**TASK STATEMENT**
Each entry must appear in the answer exactly as written.

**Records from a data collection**
# # # # # # #

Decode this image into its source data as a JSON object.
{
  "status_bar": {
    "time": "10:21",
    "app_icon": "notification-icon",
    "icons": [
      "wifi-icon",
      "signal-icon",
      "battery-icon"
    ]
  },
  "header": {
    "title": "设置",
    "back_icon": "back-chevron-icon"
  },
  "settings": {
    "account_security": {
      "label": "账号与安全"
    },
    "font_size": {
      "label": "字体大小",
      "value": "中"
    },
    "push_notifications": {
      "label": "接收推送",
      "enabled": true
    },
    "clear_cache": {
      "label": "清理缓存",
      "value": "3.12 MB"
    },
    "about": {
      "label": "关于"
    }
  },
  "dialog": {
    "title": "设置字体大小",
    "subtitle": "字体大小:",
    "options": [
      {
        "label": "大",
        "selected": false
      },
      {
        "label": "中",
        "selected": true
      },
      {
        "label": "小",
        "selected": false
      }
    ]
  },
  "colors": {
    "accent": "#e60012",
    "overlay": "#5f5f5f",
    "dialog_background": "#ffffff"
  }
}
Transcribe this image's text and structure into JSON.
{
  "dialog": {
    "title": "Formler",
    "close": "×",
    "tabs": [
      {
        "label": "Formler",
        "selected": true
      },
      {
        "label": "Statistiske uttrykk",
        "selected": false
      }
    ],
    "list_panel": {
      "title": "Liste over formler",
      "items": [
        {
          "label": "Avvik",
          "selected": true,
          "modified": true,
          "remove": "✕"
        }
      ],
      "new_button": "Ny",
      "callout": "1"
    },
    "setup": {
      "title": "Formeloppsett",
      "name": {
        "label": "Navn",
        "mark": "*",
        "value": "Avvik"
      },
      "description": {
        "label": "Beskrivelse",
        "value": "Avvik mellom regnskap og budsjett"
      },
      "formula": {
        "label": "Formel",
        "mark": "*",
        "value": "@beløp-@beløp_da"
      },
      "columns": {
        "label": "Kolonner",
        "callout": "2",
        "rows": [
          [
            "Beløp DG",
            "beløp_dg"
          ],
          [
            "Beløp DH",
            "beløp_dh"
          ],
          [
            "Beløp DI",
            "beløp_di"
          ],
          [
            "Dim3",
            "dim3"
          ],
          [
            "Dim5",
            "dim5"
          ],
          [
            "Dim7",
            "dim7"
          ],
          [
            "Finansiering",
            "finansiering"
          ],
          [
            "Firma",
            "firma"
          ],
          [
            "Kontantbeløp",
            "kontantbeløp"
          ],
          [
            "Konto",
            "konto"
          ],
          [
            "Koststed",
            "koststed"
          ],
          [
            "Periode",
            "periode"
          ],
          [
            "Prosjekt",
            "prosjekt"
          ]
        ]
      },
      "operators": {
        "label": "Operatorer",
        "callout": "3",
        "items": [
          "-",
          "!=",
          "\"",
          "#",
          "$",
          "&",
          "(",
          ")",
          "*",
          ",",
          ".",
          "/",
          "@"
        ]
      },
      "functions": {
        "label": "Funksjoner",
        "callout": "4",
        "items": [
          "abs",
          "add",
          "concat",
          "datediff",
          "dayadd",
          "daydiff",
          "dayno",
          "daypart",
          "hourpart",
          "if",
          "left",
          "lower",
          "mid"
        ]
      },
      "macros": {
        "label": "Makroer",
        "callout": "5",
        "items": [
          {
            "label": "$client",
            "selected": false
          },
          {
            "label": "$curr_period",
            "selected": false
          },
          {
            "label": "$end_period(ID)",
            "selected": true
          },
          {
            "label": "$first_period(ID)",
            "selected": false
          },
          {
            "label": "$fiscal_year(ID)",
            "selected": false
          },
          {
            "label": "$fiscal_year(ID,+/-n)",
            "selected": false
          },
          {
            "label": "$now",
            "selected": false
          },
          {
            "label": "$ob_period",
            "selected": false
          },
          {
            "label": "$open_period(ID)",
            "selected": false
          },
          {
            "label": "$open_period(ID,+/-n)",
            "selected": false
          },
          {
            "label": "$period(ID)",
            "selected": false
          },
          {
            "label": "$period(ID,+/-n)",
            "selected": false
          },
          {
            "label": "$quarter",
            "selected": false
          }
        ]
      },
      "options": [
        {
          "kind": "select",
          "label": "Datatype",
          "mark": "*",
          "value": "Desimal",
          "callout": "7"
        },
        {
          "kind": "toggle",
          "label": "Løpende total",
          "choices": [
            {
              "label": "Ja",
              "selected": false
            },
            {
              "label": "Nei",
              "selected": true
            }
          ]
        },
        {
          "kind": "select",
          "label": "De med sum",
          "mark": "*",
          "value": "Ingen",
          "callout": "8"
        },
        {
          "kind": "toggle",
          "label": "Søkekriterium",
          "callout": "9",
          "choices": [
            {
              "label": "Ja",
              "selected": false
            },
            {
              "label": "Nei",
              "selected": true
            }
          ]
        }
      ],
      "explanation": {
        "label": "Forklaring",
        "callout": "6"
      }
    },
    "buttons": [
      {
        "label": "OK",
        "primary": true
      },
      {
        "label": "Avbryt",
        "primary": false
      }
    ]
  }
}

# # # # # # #

**ANSWER**
Decode this image into its source data as a JSON object.
{
  "status_bar": {
    "time": "10:21",
    "app_icon": "notification-icon",
    "icons": [
      "wifi-icon",
      "signal-icon",
      "battery-icon"
    ]
  },
  "header": {
    "title": "设置",
    "back_icon": "back-chevron-icon"
  },
  "settings": {
    "account_security": {
      "label": "账号与安全"
    },
    "font_size": {
      "label": "字体大小",
      "value": "中"
    },
    "push_notifications": {
      "label": "接收推送",
      "enabled": true
    },
    "clear_cache": {
      "label": "清理缓存",
      "value": "3.12 MB"
    },
    "about": {
      "label": "关于"
    }
  },
  "dialog": {
    "title": "设置字体大小",
    "subtitle": "字体大小:",
    "options": [
      {
        "label": "大",
        "selected": false
      },
      {
        "label": "中",
        "selected": true
      },
      {
        "label": "小",
        "selected": false
      }
    ]
  },
  "colors": {
    "accent": "#e60012",
    "overlay": "#5f5f5f",
    "dialog_background": "#ffffff"
  }
}
Transcribe this image's text and structure into JSON.
{
  "dialog": {
    "title": "Formler",
    "close": "×",
    "tabs": [
      {
        "label": "Formler",
        "selected": true
      },
      {
        "label": "Statistiske uttrykk",
        "selected": false
      }
    ],
    "list_panel": {
      "title": "Liste over formler",
      "items": [
        {
          "label": "Avvik",
          "selected": true,
          "modified": true,
          "remove": "✕"
        }
      ],
      "new_button": "Ny",
      "callout": "1"
    },
    "setup": {
      "title": "Formeloppsett",
      "name": {
        "label": "Navn",
        "mark": "*",
        "value": "Avvik"
      },
      "description": {
        "label": "Beskrivelse",
        "value": "Avvik mellom regnskap og budsjett"
      },
      "formula": {
        "label": "Formel",
        "mark": "*",
        "value": "@beløp-@beløp_da"
      },
      "columns": {
        "label": "Kolonner",
        "callout": "2",
        "rows": [
          [
            "Beløp DG",
            "beløp_dg"
          ],
          [
            "Beløp DH",
            "beløp_dh"
          ],
          [
            "Beløp DI",
            "beløp_di"
          ],
          [
            "Dim3",
            "dim3"
          ],
          [
            "Dim5",
            "dim5"
          ],
          [
            "Dim7",
            "dim7"
          ],
          [
            "Finansiering",
            "finansiering"
          ],
          [
            "Firma",
            "firma"
          ],
          [
            "Kontantbeløp",
            "kontantbeløp"
          ],
          [
            "Konto",
            "konto"
          ],
          [
            "Koststed",
            "koststed"
          ],
          [
            "Periode",
            "periode"
          ],
          [
            "Prosjekt",
            "prosjekt"
          ]
        ]
      },
      "operators": {
        "label": "Operatorer",
        "callout": "3",
        "items": [
          "-",
          "!=",
          "\"",
          "#",
          "$",
          "&",
          "(",
          ")",
          "*",
          ",",
          ".",
          "/",
          "@"
        ]
      },
      "functions": {
        "label": "Funksjoner",
        "callout": "4",
        "items": [
          "abs",
          "add",
          "concat",
          "datediff",
          "dayadd",
          "daydiff",
          "dayno",
          "daypart",
          "hourpart",
          "if",
          "left",
          "lower",
          "mid"
        ]
      },
      "macros": {
        "label": "Makroer",
        "callout": "5",
        "items": [
          {
            "label": "$client",
            "selected": false
          },
          {
            "label": "$curr_period",
            "selected": false
          },
          {
            "label": "$end_period(ID)",
            "selected": true
          },
          {
            "label": "$first_period(ID)",
            "selected": false
          },
          {
            "label": "$fiscal_year(ID)",
            "selected": false
          },
          {
            "label": "$fiscal_year(ID,+/-n)",
            "selected": false
          },
          {
            "label": "$now",
            "selected": false
          },
          {
            "label": "$ob_period",
            "selected": false
          },
          {
            "label": "$open_period(ID)",
            "selected": false
          },
          {
            "label": "$open_period(ID,+/-n)",
            "selected": false
          },
          {
            "label": "$period(ID)",
            "selected": false
          },
          {
            "label": "$period(ID,+/-n)",
            "selected": false
          },
          {
            "label": "$quarter",
            "selected": false
          }
        ]
      },
      "options": [
        {
          "kind": "select",
          "label": "Datatype",
          "mark": "*",
          "value": "Desimal",
          "callout": "7"
        },
        {
          "kind": "toggle",
          "label": "Løpende total",
          "choices": [
            {
              "label": "Ja",
              "selected": false
            },
            {
              "label": "Nei",
              "selected": true
            }
          ]
        },
        {
          "kind": "select",
          "label": "De med sum",
          "mark": "*",
          "value": "Ingen",
          "callout": "8"
        },
        {
          "kind": "toggle",
          "label": "Søkekriterium",
          "callout": "9",
          "choices": [
            {
              "label": "Ja",
              "selected": false
            },
            {
              "label": "Nei",
              "selected": true
            }
          ]
        }
      ],
      "explanation": {
        "label": "Forklaring",
        "callout": "6"
      }
    },
    "buttons": [
      {
        "label": "OK",
        "primary": true
      },
      {
        "label": "Avbryt",
        "primary": false
      }
    ]
  }
}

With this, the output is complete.